Photography courtesy of Rx Boiler Room
Go to: Rx Boiler Room
The Beehive, Boston
The menu at this eclectic restaurant and jazz club seemingly traverses the globe, as the dishes have been inspired by the culinary canons of Eastern Europe, the Middle East and other regions of the world. This spot delivers a meaty take on traditional poutine in the form of braised short rib. The tender meat is layered along with white cheddar cheese curds on a thatch of the Beehive’s signature chunky frites and is then drenched in a downpour of rich veal sauce. For brunch, the dish gets a breakfast-inspired addition of a poached egg. Photography courtesy of The Beehive
Go to: Rx Boiler Room
Rustique, Blowing Rock, N.C.
Chef-Owner Shayne Lewis credits the Southern Mountain food of the Appalachians as being a major source of inspiration for the cuisine he serves at his seasonal restaurant. The chef takes seemingly straightforward classics and steeps them in a swirl of Southern flavors, as evidenced by his amped-up version of poutine. Chef Lewis starts with the traditional base of french fries, but then pushes beyond the basic recipe by adding in Ashe County cheese curds coated in tempura batter, crisp bits of bacon and a Southern-style bechamel made from veal stock.
Photography courtesy of Rustique
Go to: Rustique
Desi Galli, New York
Canadian street food meets Indian street food at Desi Galli, where owner PriaVanda Chouhan tapped into her combined heritages to create a distinctive riff on the traditional poutine that she grew up eating in her native Montreal. The fries are smothered in a tikka masala gravy, adorned with shredded paneer and dusted with Indian spices to make this signature dish. Known as Desi Poutine, this addictive snack is served at both of the restaurant’s New York locales. Photography courtesy of Desi Galli
Go to: Desi Galli
Brooklyn Street Local, Detroit
When Deveri Gifford and her husband Jason Yates opened Brooklyn Street Local in Detroit, they didn’t intend to be known for their poutine. But the Canadian natives continue to draw the crowds with their classic rendition made with real cheese curds and beef gravy. This option is the most popular, but there are also several other variations of the dish available at the diner, including a meatless version that comes smothered in mushroom gravy and (not-so-authentic) Daiya vegan cheese.
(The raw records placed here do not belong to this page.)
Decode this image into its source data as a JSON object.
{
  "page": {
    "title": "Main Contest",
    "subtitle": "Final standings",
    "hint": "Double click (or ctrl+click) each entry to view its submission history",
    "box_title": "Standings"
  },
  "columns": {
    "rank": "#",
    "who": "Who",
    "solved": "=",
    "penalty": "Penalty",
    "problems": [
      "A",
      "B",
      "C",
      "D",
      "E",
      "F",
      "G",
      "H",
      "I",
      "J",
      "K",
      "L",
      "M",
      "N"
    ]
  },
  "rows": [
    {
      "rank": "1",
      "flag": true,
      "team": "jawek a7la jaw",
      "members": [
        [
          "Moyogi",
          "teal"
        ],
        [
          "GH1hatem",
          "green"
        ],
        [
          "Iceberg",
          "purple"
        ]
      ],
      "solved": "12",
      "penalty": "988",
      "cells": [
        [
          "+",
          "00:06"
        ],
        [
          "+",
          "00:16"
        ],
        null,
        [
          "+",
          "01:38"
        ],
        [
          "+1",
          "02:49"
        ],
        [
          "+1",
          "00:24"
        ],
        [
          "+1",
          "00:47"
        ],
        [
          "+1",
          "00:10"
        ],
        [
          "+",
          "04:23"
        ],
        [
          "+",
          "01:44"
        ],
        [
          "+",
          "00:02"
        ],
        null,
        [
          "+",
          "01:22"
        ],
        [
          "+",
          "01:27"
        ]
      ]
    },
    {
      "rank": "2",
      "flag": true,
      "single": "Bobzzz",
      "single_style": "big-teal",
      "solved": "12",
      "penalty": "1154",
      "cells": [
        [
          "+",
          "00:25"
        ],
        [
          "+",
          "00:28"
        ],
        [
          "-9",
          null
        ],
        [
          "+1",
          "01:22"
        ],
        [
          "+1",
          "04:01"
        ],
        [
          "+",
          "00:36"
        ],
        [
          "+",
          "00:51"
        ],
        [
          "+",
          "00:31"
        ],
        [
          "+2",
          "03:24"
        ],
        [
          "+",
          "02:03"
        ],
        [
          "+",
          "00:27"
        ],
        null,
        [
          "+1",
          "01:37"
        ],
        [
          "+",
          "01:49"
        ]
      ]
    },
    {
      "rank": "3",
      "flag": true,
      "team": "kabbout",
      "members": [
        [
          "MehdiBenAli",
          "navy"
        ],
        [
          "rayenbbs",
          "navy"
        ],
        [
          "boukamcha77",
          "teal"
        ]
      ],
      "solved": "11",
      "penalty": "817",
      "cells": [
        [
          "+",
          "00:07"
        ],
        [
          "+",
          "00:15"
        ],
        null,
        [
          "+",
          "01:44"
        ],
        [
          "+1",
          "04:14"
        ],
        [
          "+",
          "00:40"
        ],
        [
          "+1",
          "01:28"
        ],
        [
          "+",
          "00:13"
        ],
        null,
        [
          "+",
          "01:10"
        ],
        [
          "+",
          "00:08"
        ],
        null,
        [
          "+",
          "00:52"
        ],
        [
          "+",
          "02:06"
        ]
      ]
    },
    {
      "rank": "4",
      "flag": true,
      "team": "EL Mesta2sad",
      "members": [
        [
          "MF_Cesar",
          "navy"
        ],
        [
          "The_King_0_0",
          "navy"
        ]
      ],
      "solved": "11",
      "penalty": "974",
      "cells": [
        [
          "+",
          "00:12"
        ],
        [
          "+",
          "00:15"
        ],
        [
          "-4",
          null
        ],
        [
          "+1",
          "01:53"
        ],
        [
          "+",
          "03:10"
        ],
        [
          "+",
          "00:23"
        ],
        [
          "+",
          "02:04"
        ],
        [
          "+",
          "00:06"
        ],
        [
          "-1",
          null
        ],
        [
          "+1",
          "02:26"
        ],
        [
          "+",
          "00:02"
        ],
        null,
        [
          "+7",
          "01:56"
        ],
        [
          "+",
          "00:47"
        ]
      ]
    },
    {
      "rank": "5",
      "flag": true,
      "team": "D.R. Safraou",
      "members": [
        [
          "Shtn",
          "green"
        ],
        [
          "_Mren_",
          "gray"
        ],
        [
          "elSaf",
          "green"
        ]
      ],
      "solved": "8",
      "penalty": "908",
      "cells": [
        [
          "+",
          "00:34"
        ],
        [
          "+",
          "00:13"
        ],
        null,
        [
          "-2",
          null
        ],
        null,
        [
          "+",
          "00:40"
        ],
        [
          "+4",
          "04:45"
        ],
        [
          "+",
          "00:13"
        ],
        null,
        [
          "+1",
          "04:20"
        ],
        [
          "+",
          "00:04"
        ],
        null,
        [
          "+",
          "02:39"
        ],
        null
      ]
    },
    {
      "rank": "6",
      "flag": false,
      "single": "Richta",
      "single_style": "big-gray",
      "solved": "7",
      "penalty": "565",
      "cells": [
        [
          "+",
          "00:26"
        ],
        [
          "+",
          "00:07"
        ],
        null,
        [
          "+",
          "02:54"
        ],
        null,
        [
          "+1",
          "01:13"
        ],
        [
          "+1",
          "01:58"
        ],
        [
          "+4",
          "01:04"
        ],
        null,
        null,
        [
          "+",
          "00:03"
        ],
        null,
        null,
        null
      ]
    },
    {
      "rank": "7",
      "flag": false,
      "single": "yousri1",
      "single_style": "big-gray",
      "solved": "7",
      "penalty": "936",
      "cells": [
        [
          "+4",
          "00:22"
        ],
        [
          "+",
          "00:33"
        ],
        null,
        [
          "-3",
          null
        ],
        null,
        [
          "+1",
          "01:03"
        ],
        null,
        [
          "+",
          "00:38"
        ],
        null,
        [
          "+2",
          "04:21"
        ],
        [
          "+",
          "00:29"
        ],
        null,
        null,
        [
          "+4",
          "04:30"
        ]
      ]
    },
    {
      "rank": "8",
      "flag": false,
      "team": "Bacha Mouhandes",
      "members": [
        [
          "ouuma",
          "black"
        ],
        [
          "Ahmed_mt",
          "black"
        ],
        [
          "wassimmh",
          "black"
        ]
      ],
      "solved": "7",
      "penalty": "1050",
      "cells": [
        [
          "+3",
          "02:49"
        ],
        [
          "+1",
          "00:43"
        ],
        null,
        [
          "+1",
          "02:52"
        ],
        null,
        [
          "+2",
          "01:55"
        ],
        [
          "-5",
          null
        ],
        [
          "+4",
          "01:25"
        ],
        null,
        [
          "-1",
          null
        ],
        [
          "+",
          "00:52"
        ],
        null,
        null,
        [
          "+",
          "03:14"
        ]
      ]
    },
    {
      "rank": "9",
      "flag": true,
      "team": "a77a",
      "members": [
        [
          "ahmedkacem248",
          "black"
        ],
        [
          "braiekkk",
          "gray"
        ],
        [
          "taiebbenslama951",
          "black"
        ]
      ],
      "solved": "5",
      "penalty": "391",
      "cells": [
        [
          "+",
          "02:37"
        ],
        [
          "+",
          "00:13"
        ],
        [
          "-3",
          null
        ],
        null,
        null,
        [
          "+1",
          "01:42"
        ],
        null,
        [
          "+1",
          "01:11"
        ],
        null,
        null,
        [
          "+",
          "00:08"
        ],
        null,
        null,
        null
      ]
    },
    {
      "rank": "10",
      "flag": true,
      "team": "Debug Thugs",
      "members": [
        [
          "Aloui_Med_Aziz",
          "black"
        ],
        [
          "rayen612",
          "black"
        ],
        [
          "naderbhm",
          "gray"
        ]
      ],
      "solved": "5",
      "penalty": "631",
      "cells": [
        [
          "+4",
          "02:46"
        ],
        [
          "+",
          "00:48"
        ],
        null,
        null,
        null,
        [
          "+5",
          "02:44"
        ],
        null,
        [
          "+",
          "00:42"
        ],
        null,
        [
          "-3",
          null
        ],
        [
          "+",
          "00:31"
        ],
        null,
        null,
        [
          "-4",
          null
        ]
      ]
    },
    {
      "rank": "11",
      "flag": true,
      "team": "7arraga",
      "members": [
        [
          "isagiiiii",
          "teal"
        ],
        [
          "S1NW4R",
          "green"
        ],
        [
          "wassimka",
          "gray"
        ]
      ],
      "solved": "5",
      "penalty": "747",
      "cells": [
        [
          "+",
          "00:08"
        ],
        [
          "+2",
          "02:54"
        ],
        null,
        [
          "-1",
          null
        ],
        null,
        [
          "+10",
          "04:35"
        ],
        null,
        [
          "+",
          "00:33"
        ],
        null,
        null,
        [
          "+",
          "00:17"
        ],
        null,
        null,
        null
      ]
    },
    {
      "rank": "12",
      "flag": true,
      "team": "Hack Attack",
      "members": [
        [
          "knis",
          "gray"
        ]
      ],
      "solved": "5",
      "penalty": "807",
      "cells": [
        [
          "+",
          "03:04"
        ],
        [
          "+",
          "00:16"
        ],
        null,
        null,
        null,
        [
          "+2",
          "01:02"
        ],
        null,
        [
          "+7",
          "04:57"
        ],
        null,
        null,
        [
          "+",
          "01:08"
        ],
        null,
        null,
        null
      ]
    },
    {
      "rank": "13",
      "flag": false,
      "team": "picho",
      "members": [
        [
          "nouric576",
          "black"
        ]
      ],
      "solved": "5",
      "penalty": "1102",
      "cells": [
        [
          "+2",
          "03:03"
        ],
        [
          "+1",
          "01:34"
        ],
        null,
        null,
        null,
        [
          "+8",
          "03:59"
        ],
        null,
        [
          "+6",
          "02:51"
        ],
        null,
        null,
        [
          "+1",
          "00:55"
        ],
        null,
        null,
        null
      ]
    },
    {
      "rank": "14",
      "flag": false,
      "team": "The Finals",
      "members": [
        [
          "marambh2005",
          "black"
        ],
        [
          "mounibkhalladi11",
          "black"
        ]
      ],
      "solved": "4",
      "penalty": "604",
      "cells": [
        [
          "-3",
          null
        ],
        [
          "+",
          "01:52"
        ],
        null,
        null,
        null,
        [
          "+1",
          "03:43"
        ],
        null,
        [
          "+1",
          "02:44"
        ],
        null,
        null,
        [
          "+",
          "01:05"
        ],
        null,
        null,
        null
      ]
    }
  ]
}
Photography courtesy of Brooklyn Street Local
Go to: Brooklyn Street Local